TechWeb

Better Data Analysis Meets Customers' Demands

Jun 23, 2002 (08:06 PM EDT)

Read the Original Article at http://www.informationweek.com/news/showArticle.jhtml?articleID=6504372


When it comes to developing a wish list for functionality in customer-relationship management suites, nothing tops data-analysis tools.

Analytics is the fastest-growing part of its business, says Siebel Systems Inc., which holds about two-thirds of the CRM market. A Gartner survey of 97 business and IT professionals in March found that about 55% are either scoping out a CRM analytics implementation or targeting next year for an analytical CRM deployment.

Consider what Oracle is promising as part of the next iteration of its Daily Business Intelligence software, due out in the next 18 months. The tool will let managers segment business performance by role, geography, and line of business, says Lisa Arthur, VP of CRM product marketing at Oracle. A manager can see a slump in contract renewals, then do something about it by checking which salespeople have clients with contracts up for renewal.

Another reason is that CRM has been pretty weak when it comes to analytical tools. CRM analytics today are really nothing more than report templates, says Rod Johnson, VP of customer-management strategies at AMR Research.

This summer, Siebel plans to introduce analytical functionality within its Siebel 7.5 release. Siebel says it will offer enhanced analytics, which it picked up in the acquisition of software vendor nQuire last year. The enhancements will let executives, sales managers, and marketing coordinators view metrics in real time. The analytics application can pull data from legacy systems and outside data stores.

Business-intelligence software vendors also are extending their reach into the CRM realm. Business Objects, Cognos, Hyperion, and SAS Institute market CRM-specific analysis software. Informatica and NCR also market CRM analysis tools, some targeting the telecommunications and retail markets, that run with their data-warehouse products.

Phi Data Corp., a Dutch company that supplies bar-code-based identification systems for inventory management, is hoping better analysis leads directly to higher sales.
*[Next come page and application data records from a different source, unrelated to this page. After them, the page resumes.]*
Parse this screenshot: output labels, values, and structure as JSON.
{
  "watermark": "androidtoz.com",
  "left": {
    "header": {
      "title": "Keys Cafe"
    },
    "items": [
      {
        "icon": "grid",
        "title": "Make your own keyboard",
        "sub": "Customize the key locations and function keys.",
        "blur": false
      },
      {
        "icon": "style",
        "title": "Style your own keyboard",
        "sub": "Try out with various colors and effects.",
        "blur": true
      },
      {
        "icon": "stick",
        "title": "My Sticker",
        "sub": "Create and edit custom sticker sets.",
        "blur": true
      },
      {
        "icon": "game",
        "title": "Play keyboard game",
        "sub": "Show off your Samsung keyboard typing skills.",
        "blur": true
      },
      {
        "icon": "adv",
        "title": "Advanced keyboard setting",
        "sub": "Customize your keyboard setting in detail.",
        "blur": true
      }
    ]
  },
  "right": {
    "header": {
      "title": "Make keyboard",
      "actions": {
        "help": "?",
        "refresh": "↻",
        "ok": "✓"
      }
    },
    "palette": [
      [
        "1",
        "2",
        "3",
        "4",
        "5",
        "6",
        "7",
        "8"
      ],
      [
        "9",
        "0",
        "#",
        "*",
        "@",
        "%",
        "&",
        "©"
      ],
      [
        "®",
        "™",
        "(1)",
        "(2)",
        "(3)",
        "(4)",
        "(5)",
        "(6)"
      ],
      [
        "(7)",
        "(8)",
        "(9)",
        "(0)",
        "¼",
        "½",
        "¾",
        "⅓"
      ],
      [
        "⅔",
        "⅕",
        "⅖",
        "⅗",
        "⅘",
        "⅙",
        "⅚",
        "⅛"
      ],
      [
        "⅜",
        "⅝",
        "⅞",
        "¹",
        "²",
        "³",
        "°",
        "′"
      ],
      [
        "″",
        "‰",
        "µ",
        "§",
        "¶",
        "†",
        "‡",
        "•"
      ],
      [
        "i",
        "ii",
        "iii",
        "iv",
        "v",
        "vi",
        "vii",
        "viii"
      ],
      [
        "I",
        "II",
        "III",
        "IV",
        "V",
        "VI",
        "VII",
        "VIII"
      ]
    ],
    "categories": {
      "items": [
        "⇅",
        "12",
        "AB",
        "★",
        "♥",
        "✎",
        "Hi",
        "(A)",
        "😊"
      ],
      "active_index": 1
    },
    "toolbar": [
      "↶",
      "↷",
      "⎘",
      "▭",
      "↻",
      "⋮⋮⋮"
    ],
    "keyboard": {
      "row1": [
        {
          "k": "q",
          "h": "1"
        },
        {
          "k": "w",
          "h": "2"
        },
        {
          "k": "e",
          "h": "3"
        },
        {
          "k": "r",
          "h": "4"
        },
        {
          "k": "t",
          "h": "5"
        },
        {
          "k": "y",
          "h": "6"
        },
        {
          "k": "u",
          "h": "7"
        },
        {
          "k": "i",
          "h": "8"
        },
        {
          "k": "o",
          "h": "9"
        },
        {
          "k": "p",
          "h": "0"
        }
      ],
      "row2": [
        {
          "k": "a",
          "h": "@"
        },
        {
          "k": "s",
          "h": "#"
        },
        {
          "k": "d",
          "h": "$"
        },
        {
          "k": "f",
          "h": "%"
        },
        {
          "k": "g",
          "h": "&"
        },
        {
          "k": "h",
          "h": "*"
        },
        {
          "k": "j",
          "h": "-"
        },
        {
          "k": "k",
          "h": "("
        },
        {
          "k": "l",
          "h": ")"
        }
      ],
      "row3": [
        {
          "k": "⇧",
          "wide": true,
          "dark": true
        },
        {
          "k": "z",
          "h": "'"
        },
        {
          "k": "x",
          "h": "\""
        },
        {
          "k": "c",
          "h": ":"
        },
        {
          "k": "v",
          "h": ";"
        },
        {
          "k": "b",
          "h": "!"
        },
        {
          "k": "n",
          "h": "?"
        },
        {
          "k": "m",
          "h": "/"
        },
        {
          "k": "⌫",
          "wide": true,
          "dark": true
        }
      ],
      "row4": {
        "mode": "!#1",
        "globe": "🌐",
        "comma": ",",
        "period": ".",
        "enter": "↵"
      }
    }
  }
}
It recently deployed iBaan CRM. General manager Koos Boer says that by collecting customer data and analyzing past purchases, the company can anticipate which configurations a customer might want. That will let salespeople make a more convincing pitch that it's time to upgrade inventory-management systems.